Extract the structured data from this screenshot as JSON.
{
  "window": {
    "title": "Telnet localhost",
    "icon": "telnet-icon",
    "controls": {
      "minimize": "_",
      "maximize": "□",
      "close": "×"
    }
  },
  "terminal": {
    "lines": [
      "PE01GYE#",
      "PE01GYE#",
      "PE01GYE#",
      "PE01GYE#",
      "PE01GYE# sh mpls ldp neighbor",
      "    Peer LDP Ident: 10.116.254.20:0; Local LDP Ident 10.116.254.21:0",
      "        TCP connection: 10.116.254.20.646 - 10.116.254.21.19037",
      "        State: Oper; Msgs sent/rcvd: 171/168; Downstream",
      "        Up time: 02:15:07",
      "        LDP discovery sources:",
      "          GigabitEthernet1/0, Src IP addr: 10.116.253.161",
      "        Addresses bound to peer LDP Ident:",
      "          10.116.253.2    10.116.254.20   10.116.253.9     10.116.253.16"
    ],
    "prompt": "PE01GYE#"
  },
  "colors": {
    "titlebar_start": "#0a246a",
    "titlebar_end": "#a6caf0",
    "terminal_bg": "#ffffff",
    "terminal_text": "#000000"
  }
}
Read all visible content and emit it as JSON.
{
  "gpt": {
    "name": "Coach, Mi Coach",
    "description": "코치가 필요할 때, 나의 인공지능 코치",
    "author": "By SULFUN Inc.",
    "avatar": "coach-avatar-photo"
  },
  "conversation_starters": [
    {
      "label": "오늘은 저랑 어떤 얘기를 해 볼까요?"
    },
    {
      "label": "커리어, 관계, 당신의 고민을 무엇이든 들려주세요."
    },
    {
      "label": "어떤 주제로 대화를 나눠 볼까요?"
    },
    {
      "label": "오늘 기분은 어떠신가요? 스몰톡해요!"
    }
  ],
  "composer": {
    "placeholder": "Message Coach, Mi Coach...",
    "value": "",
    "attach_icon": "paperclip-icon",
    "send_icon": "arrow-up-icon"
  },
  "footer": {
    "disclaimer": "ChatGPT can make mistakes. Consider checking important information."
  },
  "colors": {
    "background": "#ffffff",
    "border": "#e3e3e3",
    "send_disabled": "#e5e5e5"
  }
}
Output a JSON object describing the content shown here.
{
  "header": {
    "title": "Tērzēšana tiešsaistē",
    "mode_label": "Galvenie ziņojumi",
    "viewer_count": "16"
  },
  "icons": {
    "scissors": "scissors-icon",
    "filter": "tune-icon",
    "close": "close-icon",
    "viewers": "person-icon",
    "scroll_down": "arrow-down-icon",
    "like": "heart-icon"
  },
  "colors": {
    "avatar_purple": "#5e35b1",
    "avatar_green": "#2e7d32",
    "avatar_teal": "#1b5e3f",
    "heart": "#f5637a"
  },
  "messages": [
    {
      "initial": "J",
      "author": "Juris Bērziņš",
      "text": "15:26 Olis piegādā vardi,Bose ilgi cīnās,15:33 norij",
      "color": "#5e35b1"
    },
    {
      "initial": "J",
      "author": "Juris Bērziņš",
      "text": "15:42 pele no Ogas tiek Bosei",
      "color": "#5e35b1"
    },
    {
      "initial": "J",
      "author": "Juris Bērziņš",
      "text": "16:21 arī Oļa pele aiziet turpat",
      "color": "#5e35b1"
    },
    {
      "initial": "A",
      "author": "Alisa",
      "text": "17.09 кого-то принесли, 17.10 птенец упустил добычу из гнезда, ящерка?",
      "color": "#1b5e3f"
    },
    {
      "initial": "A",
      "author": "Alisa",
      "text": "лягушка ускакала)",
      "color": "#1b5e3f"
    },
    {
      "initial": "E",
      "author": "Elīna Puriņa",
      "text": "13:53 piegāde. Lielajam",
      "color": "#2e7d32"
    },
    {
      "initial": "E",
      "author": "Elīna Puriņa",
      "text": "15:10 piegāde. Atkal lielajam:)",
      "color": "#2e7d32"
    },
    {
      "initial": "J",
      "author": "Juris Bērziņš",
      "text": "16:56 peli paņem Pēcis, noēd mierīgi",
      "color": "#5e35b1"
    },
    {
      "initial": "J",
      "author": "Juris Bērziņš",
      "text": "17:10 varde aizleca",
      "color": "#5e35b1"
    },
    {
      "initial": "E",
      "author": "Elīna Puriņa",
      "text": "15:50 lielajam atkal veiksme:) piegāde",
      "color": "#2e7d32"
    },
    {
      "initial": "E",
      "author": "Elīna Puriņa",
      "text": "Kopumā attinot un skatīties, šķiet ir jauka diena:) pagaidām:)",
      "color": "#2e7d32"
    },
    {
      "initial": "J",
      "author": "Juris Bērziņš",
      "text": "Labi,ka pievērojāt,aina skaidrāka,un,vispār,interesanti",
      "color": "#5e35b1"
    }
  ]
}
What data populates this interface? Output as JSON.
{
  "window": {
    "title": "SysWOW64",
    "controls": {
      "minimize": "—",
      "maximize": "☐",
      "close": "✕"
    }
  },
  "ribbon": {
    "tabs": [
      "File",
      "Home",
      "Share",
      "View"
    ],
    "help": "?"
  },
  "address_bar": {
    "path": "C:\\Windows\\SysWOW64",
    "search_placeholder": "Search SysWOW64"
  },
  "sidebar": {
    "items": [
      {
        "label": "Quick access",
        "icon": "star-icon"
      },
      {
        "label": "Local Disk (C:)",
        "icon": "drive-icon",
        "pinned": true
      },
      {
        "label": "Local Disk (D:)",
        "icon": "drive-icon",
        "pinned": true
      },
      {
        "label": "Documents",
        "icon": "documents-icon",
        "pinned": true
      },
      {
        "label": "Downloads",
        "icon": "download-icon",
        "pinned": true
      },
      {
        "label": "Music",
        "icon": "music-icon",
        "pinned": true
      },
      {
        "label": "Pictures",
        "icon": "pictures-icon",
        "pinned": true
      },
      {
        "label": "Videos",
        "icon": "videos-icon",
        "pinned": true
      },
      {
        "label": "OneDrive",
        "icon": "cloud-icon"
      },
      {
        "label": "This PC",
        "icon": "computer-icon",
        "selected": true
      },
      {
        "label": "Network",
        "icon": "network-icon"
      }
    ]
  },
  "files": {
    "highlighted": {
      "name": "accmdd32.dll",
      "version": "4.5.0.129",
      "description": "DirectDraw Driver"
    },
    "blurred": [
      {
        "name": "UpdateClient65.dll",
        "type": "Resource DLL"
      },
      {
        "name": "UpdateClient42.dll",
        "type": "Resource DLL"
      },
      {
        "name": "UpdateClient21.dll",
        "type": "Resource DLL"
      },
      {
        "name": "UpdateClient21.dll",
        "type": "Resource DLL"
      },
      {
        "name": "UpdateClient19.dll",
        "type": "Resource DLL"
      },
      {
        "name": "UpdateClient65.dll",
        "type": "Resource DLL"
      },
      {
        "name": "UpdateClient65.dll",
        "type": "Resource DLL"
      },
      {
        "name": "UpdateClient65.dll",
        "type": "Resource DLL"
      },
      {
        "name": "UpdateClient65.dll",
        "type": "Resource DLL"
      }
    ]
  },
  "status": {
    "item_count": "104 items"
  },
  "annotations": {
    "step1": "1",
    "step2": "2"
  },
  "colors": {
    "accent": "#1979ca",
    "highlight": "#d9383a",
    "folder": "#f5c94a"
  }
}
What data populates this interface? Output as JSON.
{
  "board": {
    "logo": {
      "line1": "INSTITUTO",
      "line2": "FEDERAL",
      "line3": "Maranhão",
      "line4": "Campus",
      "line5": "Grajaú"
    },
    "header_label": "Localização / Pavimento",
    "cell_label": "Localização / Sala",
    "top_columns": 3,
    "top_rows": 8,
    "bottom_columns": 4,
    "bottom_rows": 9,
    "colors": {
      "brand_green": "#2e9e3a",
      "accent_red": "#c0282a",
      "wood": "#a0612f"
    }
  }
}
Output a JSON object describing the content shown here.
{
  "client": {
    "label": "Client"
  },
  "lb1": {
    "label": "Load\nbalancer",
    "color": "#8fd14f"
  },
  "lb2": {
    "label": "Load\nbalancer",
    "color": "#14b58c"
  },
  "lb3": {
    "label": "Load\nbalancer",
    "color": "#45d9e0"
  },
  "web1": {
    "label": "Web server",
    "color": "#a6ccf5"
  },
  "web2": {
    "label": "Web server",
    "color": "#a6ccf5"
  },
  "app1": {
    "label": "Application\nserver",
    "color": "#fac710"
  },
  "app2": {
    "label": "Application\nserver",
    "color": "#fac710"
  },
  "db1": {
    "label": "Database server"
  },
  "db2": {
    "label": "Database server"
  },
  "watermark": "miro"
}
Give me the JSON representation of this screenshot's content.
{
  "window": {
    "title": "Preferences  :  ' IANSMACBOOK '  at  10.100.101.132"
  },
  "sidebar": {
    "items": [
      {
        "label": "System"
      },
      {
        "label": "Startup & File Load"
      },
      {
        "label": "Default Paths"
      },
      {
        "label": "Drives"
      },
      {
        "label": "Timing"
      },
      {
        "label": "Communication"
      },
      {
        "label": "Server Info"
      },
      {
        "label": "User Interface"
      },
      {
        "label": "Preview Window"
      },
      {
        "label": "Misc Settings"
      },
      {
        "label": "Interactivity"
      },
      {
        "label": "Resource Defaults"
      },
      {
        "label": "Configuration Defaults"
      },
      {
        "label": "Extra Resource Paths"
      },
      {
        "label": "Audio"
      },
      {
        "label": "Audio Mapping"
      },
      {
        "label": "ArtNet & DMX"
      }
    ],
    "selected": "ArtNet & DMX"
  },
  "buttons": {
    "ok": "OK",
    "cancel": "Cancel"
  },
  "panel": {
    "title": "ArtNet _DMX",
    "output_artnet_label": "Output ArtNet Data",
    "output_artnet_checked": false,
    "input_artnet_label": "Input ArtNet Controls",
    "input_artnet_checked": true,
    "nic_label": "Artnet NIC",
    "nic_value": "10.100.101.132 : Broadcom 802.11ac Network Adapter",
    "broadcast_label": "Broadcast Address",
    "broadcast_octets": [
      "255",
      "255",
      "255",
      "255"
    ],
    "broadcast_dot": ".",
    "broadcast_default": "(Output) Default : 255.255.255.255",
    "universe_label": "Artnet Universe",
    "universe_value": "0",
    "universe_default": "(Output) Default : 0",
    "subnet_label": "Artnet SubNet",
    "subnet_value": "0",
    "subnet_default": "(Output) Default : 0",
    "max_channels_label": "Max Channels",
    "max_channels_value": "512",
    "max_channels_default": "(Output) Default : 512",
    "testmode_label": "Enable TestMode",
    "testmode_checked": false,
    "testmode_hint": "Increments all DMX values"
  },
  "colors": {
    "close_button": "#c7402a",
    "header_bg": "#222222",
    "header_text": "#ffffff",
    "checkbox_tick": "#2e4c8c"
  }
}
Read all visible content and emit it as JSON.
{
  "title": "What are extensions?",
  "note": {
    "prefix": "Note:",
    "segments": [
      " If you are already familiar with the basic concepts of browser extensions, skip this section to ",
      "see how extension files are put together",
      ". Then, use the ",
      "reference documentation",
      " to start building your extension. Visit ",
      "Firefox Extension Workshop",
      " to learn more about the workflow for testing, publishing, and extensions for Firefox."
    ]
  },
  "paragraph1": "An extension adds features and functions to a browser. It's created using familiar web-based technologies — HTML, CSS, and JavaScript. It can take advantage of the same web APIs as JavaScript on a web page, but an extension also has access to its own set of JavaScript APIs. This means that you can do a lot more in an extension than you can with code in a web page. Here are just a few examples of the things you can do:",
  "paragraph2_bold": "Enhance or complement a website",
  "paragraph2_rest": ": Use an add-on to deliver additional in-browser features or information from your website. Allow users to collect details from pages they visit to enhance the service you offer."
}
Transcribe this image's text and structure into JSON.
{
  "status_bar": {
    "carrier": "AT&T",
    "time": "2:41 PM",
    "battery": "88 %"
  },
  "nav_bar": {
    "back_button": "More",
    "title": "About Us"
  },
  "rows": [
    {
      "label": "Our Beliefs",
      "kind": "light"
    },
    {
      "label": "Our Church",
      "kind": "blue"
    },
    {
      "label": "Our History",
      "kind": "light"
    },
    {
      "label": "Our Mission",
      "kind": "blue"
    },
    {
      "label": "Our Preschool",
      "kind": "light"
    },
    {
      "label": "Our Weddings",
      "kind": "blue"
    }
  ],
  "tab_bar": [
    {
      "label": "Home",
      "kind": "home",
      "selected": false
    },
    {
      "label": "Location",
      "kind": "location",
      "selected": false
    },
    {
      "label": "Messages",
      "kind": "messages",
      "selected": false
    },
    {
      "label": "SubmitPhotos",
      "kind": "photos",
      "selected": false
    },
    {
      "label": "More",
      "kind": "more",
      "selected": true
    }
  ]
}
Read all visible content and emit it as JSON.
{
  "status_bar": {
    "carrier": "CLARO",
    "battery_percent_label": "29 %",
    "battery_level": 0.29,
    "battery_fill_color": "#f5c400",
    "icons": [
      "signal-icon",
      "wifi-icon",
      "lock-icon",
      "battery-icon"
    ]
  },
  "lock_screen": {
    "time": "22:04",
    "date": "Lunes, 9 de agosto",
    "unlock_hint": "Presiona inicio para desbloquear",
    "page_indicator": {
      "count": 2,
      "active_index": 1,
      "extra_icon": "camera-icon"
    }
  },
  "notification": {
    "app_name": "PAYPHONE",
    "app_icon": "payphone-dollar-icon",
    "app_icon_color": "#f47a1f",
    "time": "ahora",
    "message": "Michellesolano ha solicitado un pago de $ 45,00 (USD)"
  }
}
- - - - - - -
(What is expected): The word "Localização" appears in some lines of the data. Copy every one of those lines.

(Solution to this task):
    "header_label": "Localização / Pavimento",
    "cell_label": "Localização / Sala",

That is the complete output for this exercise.